## [What you have to do]
Please find every line of the listing below where "Unclassified" occurs and copy it.

## [Source data]
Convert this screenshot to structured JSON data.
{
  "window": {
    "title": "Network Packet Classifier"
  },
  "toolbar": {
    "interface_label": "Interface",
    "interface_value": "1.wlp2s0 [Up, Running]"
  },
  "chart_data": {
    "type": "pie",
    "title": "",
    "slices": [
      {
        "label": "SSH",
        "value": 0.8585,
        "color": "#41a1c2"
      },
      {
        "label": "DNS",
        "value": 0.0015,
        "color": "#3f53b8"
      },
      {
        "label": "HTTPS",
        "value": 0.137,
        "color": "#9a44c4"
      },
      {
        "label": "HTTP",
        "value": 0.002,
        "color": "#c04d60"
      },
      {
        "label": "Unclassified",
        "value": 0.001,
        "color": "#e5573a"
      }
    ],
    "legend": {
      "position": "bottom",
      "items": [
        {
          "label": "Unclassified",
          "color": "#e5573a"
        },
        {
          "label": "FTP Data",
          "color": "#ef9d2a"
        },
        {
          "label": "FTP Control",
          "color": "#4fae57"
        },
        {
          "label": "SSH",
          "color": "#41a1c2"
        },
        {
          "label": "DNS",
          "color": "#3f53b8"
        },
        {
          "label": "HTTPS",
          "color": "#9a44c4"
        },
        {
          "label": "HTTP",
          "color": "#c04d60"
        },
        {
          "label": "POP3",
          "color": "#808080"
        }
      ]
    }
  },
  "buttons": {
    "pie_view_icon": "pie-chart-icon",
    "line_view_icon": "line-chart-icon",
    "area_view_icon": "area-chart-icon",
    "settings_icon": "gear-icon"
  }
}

## [Response]
        "label": "Unclassified",
          "label": "Unclassified",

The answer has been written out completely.